3D scanning is possible using consumer hardware at the moment. Now all we need is for someone to integrate a Kinect 3D scanner into a phone or tablet so we can create a 3D scan on the move.

AppsWorld mini Series:
3D Technology | Enterprise Development | Android Performance | Azure Mobile Services

VentusAR v1.2 Released

We are pleased to announce that we have released v1.2 of VentusAR.

For iOS users, this represents an upgrade of the application to make use of the latest iOS 7 user interface.

For android this is the first release available through the Google play store. Version 1.2 also comes with an admin site that allows you to control the project layout.26_Gallery 04_Flythrough_Griffin_50k_TurbineInfo_small

Highlights of the new features common to both android and iOS are detailed below:

  • More accurate turbine models. New turbine modes have been added to produce a more realistic representation of what the final project may look like
  • Visualisation screen (Flythrough, My View & Gallery) improvements to make them quicker and provide more information
  • Taking a capture on My View is now visible in gallery and can be published / backed up
  • Added a context map to the My View & Gallery screens so you know where the image was taken from
  • Added sensor lock to calibration panel on My View
  • Choose any overlay to be shown on the terrain in My View

Full details of the changes included in this release can be found on the Release Notes for IPad and Release notes for Android pages.

Location, Location, Location

Glasgow
Today, Monday 14 October 2013, marks another milestone for Linknode as we leave our office in Stirling and move to new business premises in Glasgow. Our address at inovo is just a couple of minutes’ walk from the heart of the city, George Square and all the major urban transport links. This is a fantastic building and we invite anyone interested to come and see.

The Inovo Building
121 George Street
Glasgow G1 1RD

Over the last two years, Wellgreen Lane has provided a home for development and growth for Linknode. However, with increasing staff numbers and an eye on our carbon footprint we began looking at new accommodation options earlier in the year. When we calculated the change in CO2 emissions, purely from being able to change travel to work patterns, we found that we could make a reduction of about 30% on our impact – a not inconsiderable value.

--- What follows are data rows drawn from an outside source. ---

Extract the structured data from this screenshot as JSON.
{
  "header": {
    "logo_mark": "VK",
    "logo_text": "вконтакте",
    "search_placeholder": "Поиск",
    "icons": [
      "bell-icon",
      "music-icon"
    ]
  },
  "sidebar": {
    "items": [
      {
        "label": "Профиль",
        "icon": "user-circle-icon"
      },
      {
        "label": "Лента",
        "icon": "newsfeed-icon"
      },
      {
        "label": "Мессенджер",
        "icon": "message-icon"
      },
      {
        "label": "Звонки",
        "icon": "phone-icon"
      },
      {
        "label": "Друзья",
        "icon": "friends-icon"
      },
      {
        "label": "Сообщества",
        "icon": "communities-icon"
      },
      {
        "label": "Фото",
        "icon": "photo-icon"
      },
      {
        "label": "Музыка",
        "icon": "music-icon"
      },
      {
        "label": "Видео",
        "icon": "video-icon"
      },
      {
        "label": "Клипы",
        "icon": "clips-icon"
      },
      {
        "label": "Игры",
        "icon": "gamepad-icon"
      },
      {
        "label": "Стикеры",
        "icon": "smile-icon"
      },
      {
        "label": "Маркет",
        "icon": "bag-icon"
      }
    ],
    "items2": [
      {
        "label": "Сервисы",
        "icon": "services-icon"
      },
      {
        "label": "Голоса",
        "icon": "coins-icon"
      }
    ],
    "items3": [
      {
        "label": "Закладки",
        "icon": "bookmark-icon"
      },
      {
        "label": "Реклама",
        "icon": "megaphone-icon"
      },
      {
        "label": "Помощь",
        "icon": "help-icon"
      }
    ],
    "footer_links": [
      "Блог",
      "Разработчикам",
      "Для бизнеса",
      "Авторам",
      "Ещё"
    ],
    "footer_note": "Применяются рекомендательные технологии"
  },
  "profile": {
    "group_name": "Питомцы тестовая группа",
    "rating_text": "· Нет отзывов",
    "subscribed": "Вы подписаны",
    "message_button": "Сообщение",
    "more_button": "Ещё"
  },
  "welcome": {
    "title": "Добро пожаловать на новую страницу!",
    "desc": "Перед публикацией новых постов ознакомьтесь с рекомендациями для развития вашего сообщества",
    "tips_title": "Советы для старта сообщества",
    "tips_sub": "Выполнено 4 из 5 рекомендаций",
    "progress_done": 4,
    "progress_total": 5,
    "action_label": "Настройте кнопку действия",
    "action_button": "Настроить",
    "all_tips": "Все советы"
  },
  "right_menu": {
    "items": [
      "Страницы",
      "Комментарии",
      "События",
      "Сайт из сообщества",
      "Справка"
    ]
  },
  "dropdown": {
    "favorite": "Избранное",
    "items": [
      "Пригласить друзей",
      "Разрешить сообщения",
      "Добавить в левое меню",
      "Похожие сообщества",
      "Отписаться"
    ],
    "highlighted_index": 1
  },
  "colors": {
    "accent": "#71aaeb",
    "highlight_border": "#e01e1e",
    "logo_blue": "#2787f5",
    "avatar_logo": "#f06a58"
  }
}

When we also consider heating and lighting, and that we host most of our shared infrastructure in the cloud, we aim to increase the sustainability of our business.

inovo EPC

The building itself is tagged as the greenest commercial space in the City with an EPC rating of ‘A’ and a BREEAM ‘Excellent’ rating. If you are interested in sustainable architecture then there are many articles discussing the challenges and regulations – this one explains the link between EPCs and BREEAM, helping to drive towards lower energy design.

Our building is just the start of the new ITREZ development – Scotland’s International Technology and Renewable Energy Zone. ITREZ is a collaboration between Scottish Enterprise and The University of Strathclyde and this will also assist us in strengthening our industry-academic engagement and partnerships. Next year the adjacent TIC (Technology and Innovation Centre) will open, but inovo is the first completed phase and Linknode are the first tenants to move in!

We will be contacting all our suppliers and partners in the next few days with full details, and welcoming guests to a special reception in November.